▸ **How to complete this task**
Identify every line in the records below that contains the word "icon", and copy each of those lines.

*** Block opens ***

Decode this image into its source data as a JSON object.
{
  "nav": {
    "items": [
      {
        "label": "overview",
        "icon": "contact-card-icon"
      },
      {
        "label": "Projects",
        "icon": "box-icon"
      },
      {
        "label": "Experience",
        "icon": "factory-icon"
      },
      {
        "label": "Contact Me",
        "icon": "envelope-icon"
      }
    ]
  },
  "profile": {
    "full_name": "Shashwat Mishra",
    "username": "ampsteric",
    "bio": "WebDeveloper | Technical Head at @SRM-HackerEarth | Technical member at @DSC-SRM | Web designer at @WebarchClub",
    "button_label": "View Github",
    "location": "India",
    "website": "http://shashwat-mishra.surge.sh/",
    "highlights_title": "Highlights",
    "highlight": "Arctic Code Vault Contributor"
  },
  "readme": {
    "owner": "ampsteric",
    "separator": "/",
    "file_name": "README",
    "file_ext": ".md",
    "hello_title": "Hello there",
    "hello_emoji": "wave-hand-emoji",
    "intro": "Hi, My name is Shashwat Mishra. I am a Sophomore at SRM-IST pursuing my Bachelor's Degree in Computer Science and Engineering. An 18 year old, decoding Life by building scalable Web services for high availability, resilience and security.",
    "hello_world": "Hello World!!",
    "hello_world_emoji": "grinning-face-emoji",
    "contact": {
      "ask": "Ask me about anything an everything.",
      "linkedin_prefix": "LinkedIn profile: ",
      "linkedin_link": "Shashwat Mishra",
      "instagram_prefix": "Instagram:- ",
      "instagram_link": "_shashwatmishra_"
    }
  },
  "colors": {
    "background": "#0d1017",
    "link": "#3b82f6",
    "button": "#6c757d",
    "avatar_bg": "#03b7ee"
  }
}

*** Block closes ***

▸ **Response to the exercise**
        "icon": "contact-card-icon"
        "icon": "box-icon"
        "icon": "factory-icon"
        "icon": "envelope-icon"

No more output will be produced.